As such, the snowball Earth hypothesis has met with tremendous interest … and controversy. A major part of this ongoing debate surrounds the scale and severity of Neoproterozoic glaciations: was the Earth completely frozen (snowball) or was there open water at low latitudes (slushball)? If completely frozen, then there would be no room for Pleistocene-style waxing and waning glacial-interglacial cycles: the Earth would be in a frozen state, with little chemical weathering, until the termination of the snowball.

A new study from Ruben Rieu et al. (this issue of Geology) addresses this debate in a novel way.
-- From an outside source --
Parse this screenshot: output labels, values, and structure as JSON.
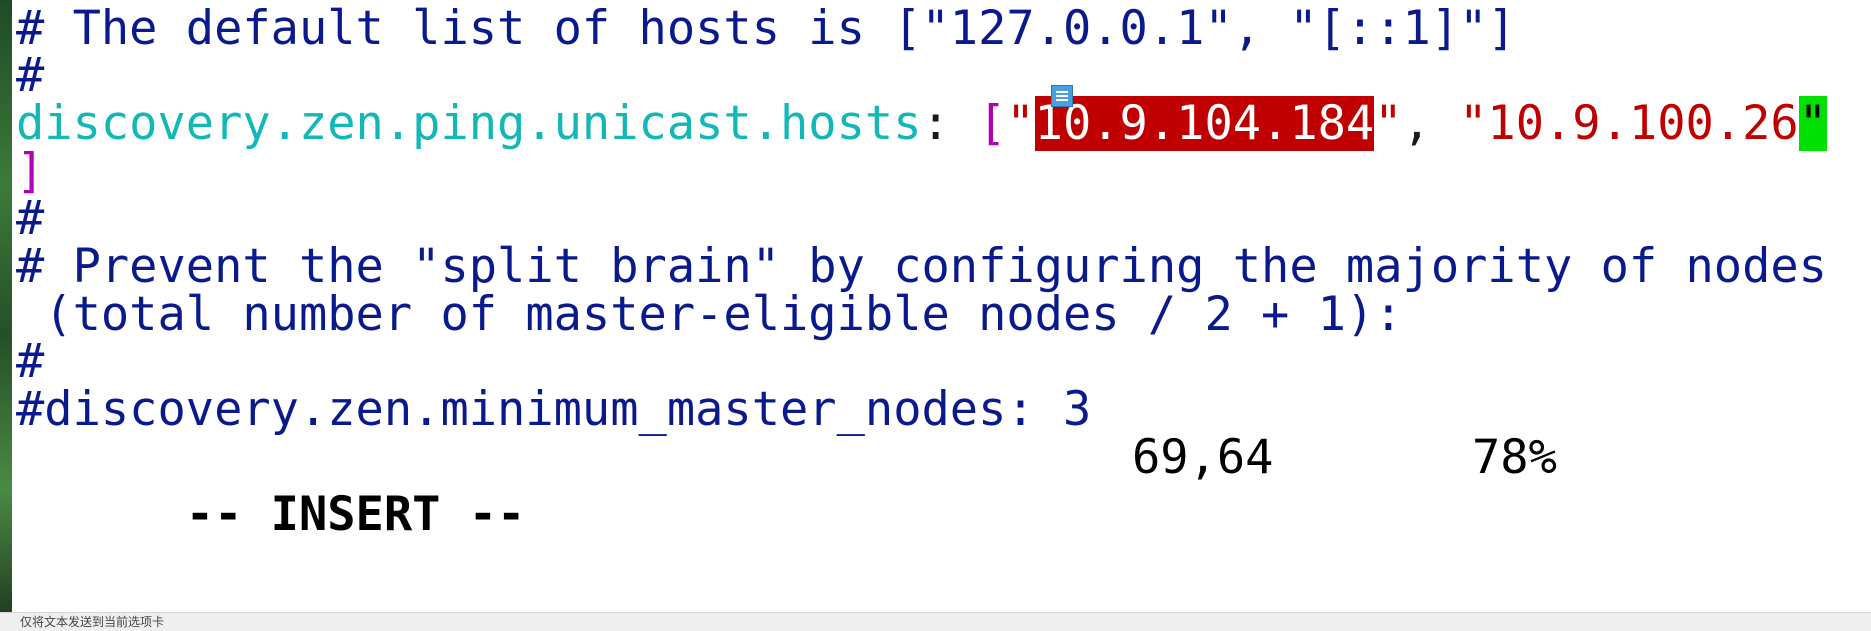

A consequence of a snowball Earth should be the inhibition of the planet's hydrologic cycle, which might allow for some measure of physical weathering, but should stop virtually all chemical weathering of continental silicates. Through proxies for chemical weathering (the mineralogical index of alteration, MIA, and the chemical index of alteration, CIA), Rieu et al. find variation in continental silicate weathering throughout a Neoproterozoic glaciation, arguing for the waxing and waning of an active hydrologic cycle capable of both physical and chemical weathering. In fact, the CIA and MIA attain similar levels during the ice age and during the deposition of the postglacial cap carbonate. This seems to contradict the snowball Earth hypothesis: it denotes a cyclic, warm, active hydrologic and weathering cycle during the ice age, not unlike what we might predict from a typical Pleistocene glacial/interglacial succession. Such indications of warm, humid interglacials during the ice age are completely at odds with the hydrologic and weathering cycle predicted by the snowball Earth hypothesis.

The debate does not stop here. Modelers point out that the ice-albedo feedback is too simple and does not account for enough parameters to be considered realistic (e.g., Poulsen, 2003), while others counter that the models, with their roots in modern climate, are inappropriate for the non-actualistic conditions of Neoproterozoic time (Schrag and Hoffman, 2001). The case for iron formation may be somewhat overstated; where abundant, it seems to have formed in association with rift deposits (Young, 2002), and new data demonstrate the oceans may have been largely anoxic throughout much of the Neoproterozoic, not just during glaciation (Canfield et al., 2007). Many different hypotheses are available to explain the cap carbonates (e.g., Grotzinger and Knoll, 1995; Hoffman et al., 1998; Kennedy et al., 2001; Ridgwell et al., 2003; and Shields, 2005). Finally, the case for global ecosystem crash has not withstood careful scrutiny (Corsetti et al., 2003; Corsetti et al., 2006); biomarkers indicating a “healthy” photosynthesis-based ecosystem have been noted from within glacial deposits (Olcott et al., 2005), and post-glacial diversity trends appear sufficiently disconnected from the glaciations to preclude a cause and effect (e.g., Grey et al., 2003). Nevertheless, the snowball Earth hypothesis has reinvigorated interest in the Neoproterozoic and spurred on many scientific investigations in a way that only a truly provocative and innovative hypothesis can, regardless of the current lack of consensus.

Much–one might even say most–of the geochemical work surrounding snowball Earth has focused on postglacial cap carbonates. The new study by Rieu et al. reminds us that there is a lot to learn from glacial deposits themselves, which remain a relatively untapped resource with respect to novel analyses. Furthermore, preglacial rocks should provide a target to help us understand the processes that initiated the Neoproterozoic glaciations in the first place.